Restate the following entries exactly. Keep the pictures out.
====
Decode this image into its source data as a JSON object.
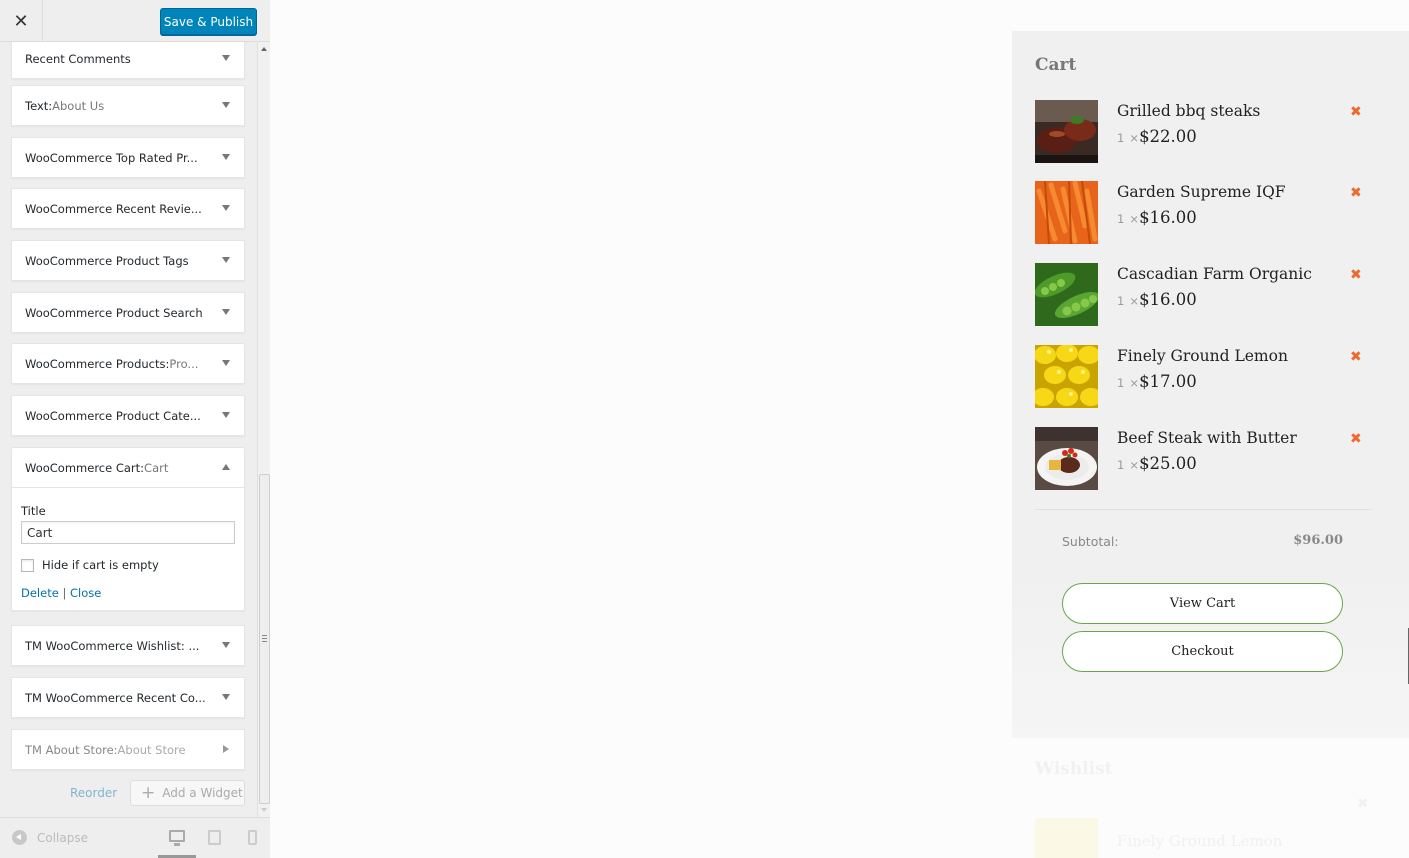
{
  "header": {
    "close_icon": "close-icon",
    "publish_label": "Save & Publish",
    "accent_color": "#0085ba"
  },
  "widgets": [
    {
      "title": "Recent Comments",
      "subtitle": ""
    },
    {
      "title": "Text:",
      "subtitle": " About Us"
    },
    {
      "title": "WooCommerce Top Rated Pr...",
      "subtitle": ""
    },
    {
      "title": "WooCommerce Recent Revie...",
      "subtitle": ""
    },
    {
      "title": "WooCommerce Product Tags",
      "subtitle": ""
    },
    {
      "title": "WooCommerce Product Search",
      "subtitle": ""
    },
    {
      "title": "WooCommerce Products:",
      "subtitle": " Pro..."
    },
    {
      "title": "WooCommerce Product Cate...",
      "subtitle": ""
    },
    {
      "title": "WooCommerce Cart:",
      "subtitle": " Cart"
    },
    {
      "title": "TM WooCommerce Wishlist: ...",
      "subtitle": ""
    },
    {
      "title": "TM WooCommerce Recent Co...",
      "subtitle": ""
    },
    {
      "title": "TM About Store:",
      "subtitle": " About Store"
    }
  ],
  "cart_widget_form": {
    "title_label": "Title",
    "title_value": "Cart",
    "hide_empty_label": "Hide if cart is empty",
    "hide_empty_checked": false,
    "delete_label": "Delete",
    "separator": "|",
    "close_label": "Close"
  },
  "sidebar_footer": {
    "reorder_label": "Reorder",
    "add_widget_label": "Add a Widget",
    "add_icon": "+",
    "collapse_label": "Collapse",
    "devices": [
      "desktop-icon",
      "tablet-icon",
      "mobile-icon"
    ]
  },
  "cart": {
    "title": "Cart",
    "items": [
      {
        "name": "Grilled bbq steaks",
        "qty": "1",
        "times": "×",
        "price": "$22.00"
      },
      {
        "name": "Garden Supreme IQF",
        "qty": "1",
        "times": "×",
        "price": "$16.00"
      },
      {
        "name": "Cascadian Farm Organic",
        "qty": "1",
        "times": "×",
        "price": "$16.00"
      },
      {
        "name": "Finely Ground Lemon",
        "qty": "1",
        "times": "×",
        "price": "$17.00"
      },
      {
        "name": "Beef Steak with Butter",
        "qty": "1",
        "times": "×",
        "price": "$25.00"
      }
    ],
    "remove_symbol": "✖",
    "subtotal_label": "Subtotal:",
    "subtotal_value": "$96.00",
    "view_cart_label": "View Cart",
    "checkout_label": "Checkout",
    "button_border_color": "#6aa649",
    "remove_color": "#ee6a2c"
  },
  "wishlist": {
    "title": "Wishlist",
    "item_name": "Finely Ground Lemon",
    "remove_symbol": "✖"
  }
}
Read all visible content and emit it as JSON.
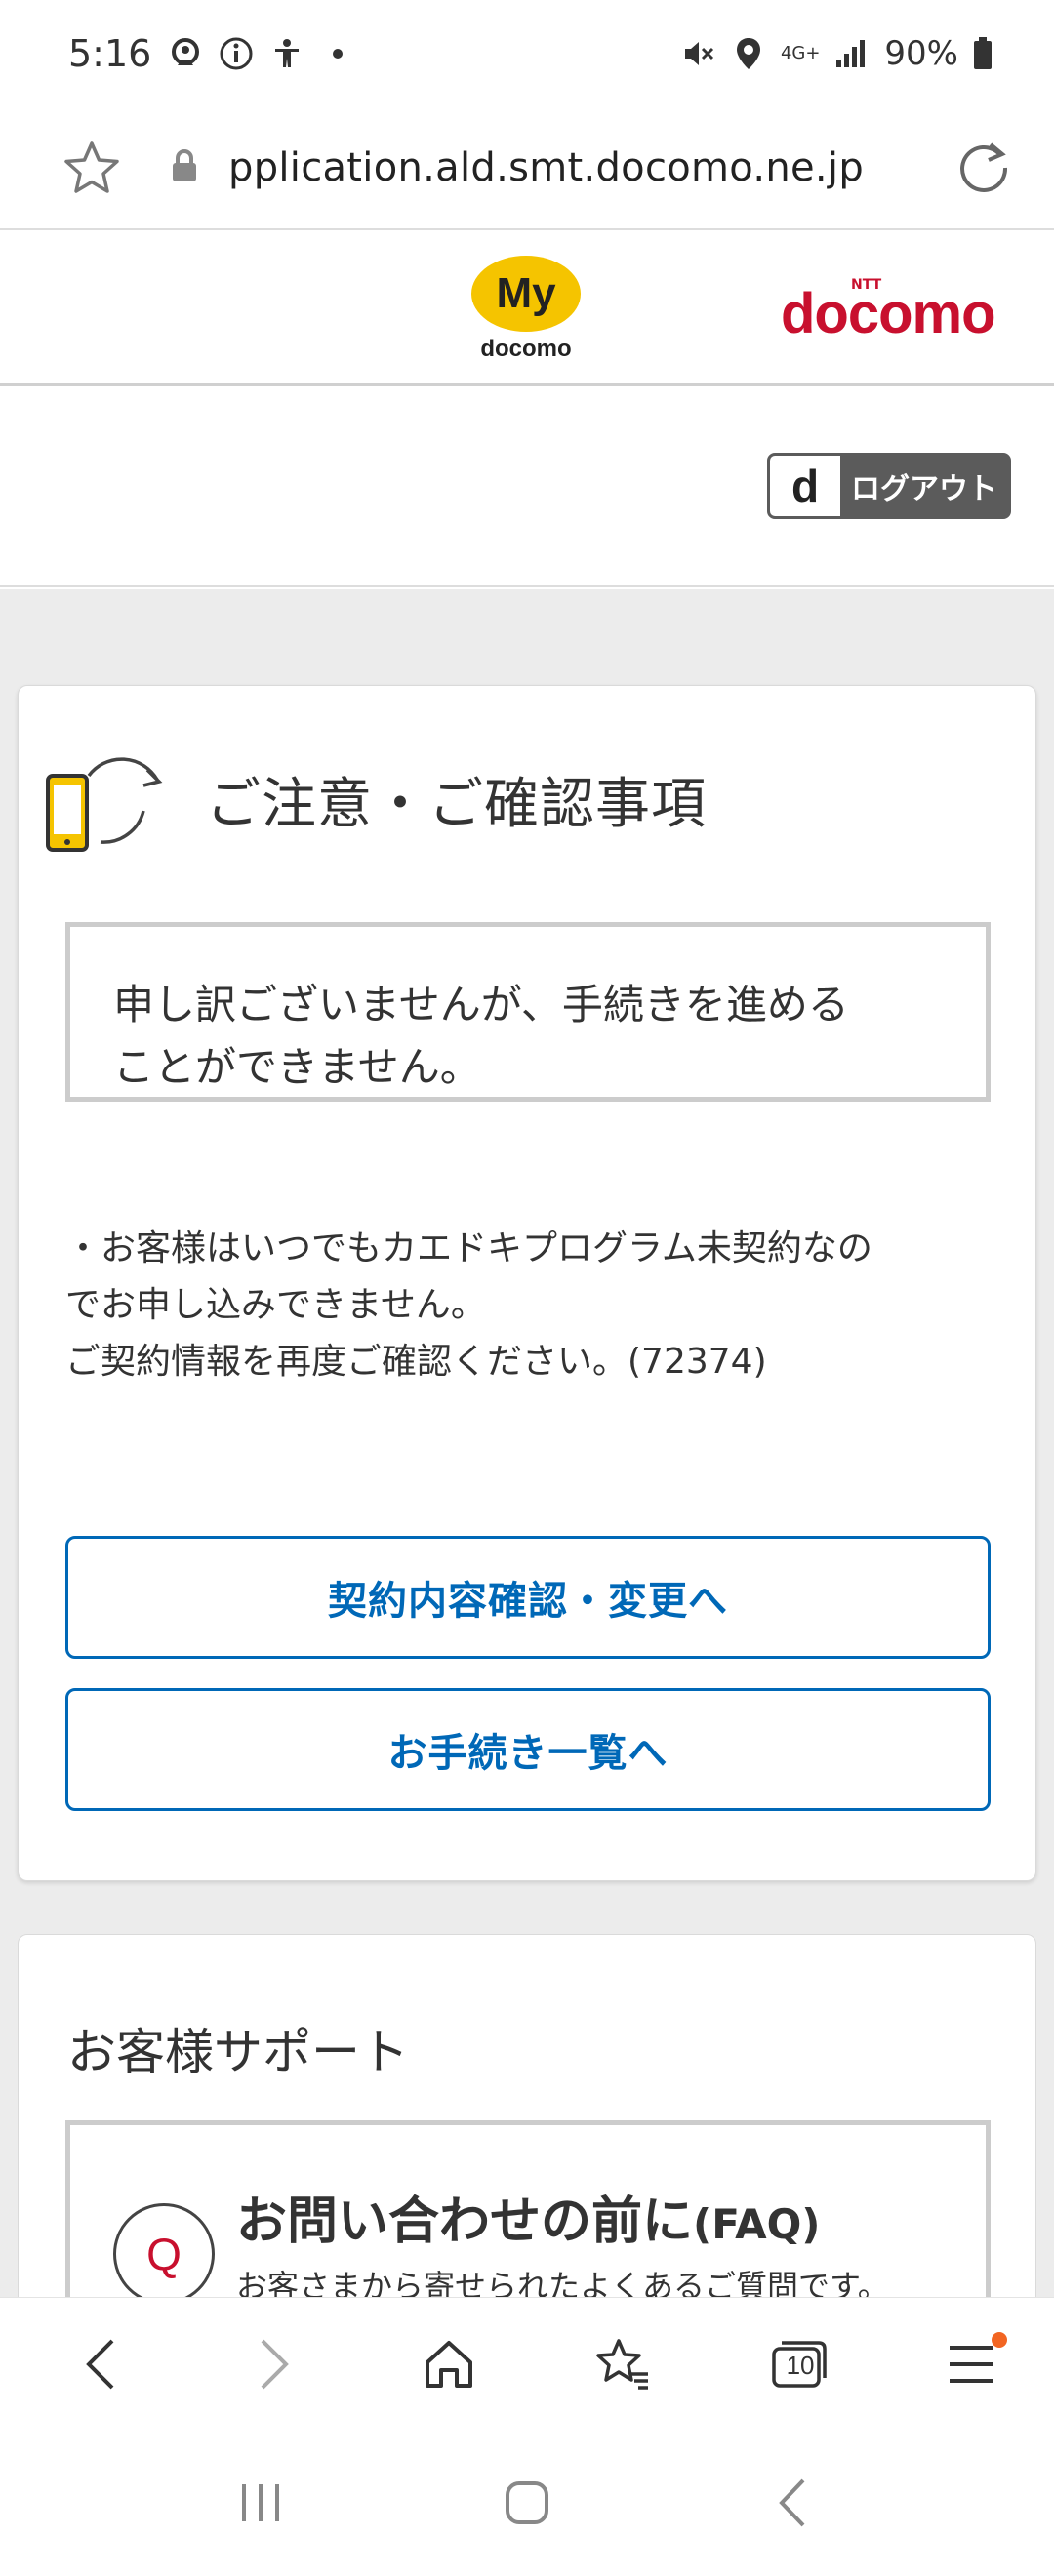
{
  "status_bar": {
    "time": "5:16",
    "battery": "90%",
    "network": "4G+"
  },
  "address_bar": {
    "url": "pplication.ald.smt.docomo.ne.jp"
  },
  "brand": {
    "my_logo_text": "My",
    "my_logo_sub": "docomo",
    "ntt_text": "NTT",
    "docomo_text": "docomo"
  },
  "account": {
    "logout_badge": "d",
    "logout_label": "ログアウト"
  },
  "notice": {
    "title": "ご注意・ご確認事項",
    "alert_lines": [
      "申し訳ございませんが、手続きを進める",
      "ことができません。"
    ],
    "detail_lines": [
      "・お客様はいつでもカエドキプログラム未契約なの",
      "でお申し込みできません。",
      "ご契約情報を再度ご確認ください。(72374)"
    ],
    "contract_button_label": "契約内容確認・変更へ",
    "procedures_button_label": "お手続き一覧へ"
  },
  "support": {
    "title": "お客様サポート",
    "faq_icon_letter": "Q",
    "faq_title": "お問い合わせの前に",
    "faq_title_suffix": "(FAQ)",
    "faq_description": "お客さまから寄せられたよくあるご質問です。"
  },
  "browser_toolbar": {
    "tab_count": "10"
  },
  "colors": {
    "accent_blue": "#0068b7",
    "docomo_red": "#c8102e",
    "my_yellow": "#f5c400",
    "page_grey": "#ececec",
    "notification_orange": "#f26522"
  },
  "icons": {
    "star": "bookmark-star-icon",
    "lock": "lock-icon",
    "reload": "reload-icon",
    "phone_cycle": "phone-cycle-icon",
    "back": "back-arrow-icon",
    "forward": "forward-arrow-icon",
    "home": "home-icon",
    "bookmarks": "bookmarks-icon",
    "tabs": "tabs-icon",
    "menu": "menu-icon"
  }
}
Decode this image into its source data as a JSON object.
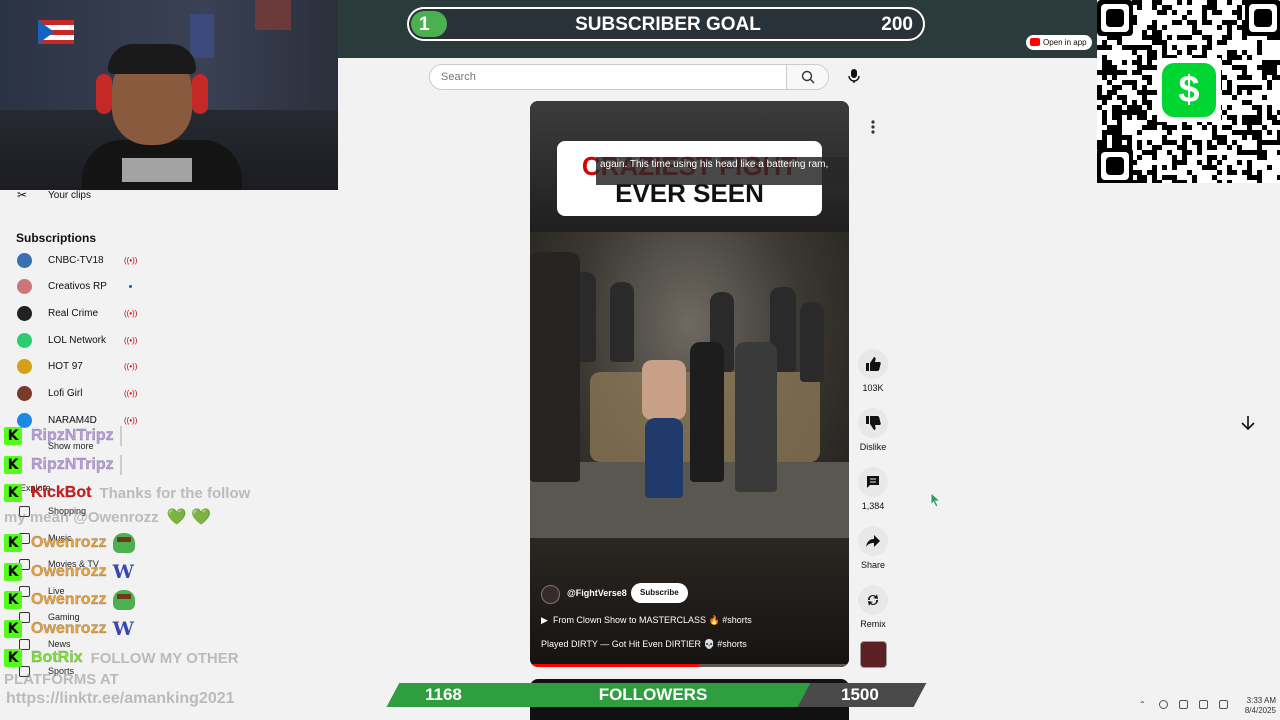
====
• RESULT FOR THIS EXERCISE:
Decode this image into its source data as a JSON object.
{
  "header": {
    "close_icon": "close-icon",
    "publish_label": "Save & Publish",
    "accent_color": "#0085ba"
  },
  "widgets": [
    {
      "title": "Recent Comments",
      "subtitle": ""
    },
    {
      "title": "Text:",
      "subtitle": " About Us"
    },
    {
      "title": "WooCommerce Top Rated Pr...",
      "subtitle": ""
    },
    {
      "title": "WooCommerce Recent Revie...",
      "subtitle": ""
    },
    {
      "title": "WooCommerce Product Tags",
      "subtitle": ""
    },
    {
      "title": "WooCommerce Product Search",
      "subtitle": ""
    },
    {
      "title": "WooCommerce Products:",
      "subtitle": " Pro..."
    },
    {
      "title": "WooCommerce Product Cate...",
      "subtitle": ""
    },
    {
      "title": "WooCommerce Cart:",
      "subtitle": " Cart"
    },
    {
      "title": "TM WooCommerce Wishlist: ...",
      "subtitle": ""
    },
    {
      "title": "TM WooCommerce Recent Co...",
      "subtitle": ""
    },
    {
      "title": "TM About Store:",
      "subtitle": " About Store"
    }
  ],
  "cart_widget_form": {
    "title_label": "Title",
    "title_value": "Cart",
    "hide_empty_label": "Hide if cart is empty",
    "hide_empty_checked": false,
    "delete_label": "Delete",
    "separator": "|",
    "close_label": "Close"
  },
  "sidebar_footer": {
    "reorder_label": "Reorder",
    "add_widget_label": "Add a Widget",
    "add_icon": "+",
    "collapse_label": "Collapse",
    "devices": [
      "desktop-icon",
      "tablet-icon",
      "mobile-icon"
    ]
  },
  "cart": {
    "title": "Cart",
    "items": [
      {
        "name": "Grilled bbq steaks",
        "qty": "1",
        "times": "×",
        "price": "$22.00"
      },
      {
        "name": "Garden Supreme IQF",
        "qty": "1",
        "times": "×",
        "price": "$16.00"
      },
      {
        "name": "Cascadian Farm Organic",
        "qty": "1",
        "times": "×",
        "price": "$16.00"
      },
      {
        "name": "Finely Ground Lemon",
        "qty": "1",
        "times": "×",
        "price": "$17.00"
      },
      {
        "name": "Beef Steak with Butter",
        "qty": "1",
        "times": "×",
        "price": "$25.00"
      }
    ],
    "remove_symbol": "✖",
    "subtotal_label": "Subtotal:",
    "subtotal_value": "$96.00",
    "view_cart_label": "View Cart",
    "checkout_label": "Checkout",
    "button_border_color": "#6aa649",
    "remove_color": "#ee6a2c"
  },
  "wishlist": {
    "title": "Wishlist",
    "item_name": "Finely Ground Lemon",
    "remove_symbol": "✖"
  }
}
Read all visible content and emit it as JSON.
{
  "status_bar": {
    "time": "5:16",
    "battery": "90%",
    "network": "4G+"
  },
  "address_bar": {
    "url": "pplication.ald.smt.docomo.ne.jp"
  },
  "brand": {
    "my_logo_text": "My",
    "my_logo_sub": "docomo",
    "ntt_text": "NTT",
    "docomo_text": "docomo"
  },
  "account": {
    "logout_badge": "d",
    "logout_label": "ログアウト"
  },
  "notice": {
    "title": "ご注意・ご確認事項",
    "alert_lines": [
      "申し訳ございませんが、手続きを進める",
      "ことができません。"
    ],
    "detail_lines": [
      "・お客様はいつでもカエドキプログラム未契約なの",
      "でお申し込みできません。",
      "ご契約情報を再度ご確認ください。(72374)"
    ],
    "contract_button_label": "契約内容確認・変更へ",
    "procedures_button_label": "お手続き一覧へ"
  },
  "support": {
    "title": "お客様サポート",
    "faq_icon_letter": "Q",
    "faq_title": "お問い合わせの前に",
    "faq_title_suffix": "(FAQ)",
    "faq_description": "お客さまから寄せられたよくあるご質問です。"
  },
  "browser_toolbar": {
    "tab_count": "10"
  },
  "colors": {
    "accent_blue": "#0068b7",
    "docomo_red": "#c8102e",
    "my_yellow": "#f5c400",
    "page_grey": "#ececec",
    "notification_orange": "#f26522"
  },
  "icons": {
    "star": "bookmark-star-icon",
    "lock": "lock-icon",
    "reload": "reload-icon",
    "phone_cycle": "phone-cycle-icon",
    "back": "back-arrow-icon",
    "forward": "forward-arrow-icon",
    "home": "home-icon",
    "bookmarks": "bookmarks-icon",
    "tabs": "tabs-icon",
    "menu": "menu-icon"
  }
}
Decode this image into its source data as a JSON object.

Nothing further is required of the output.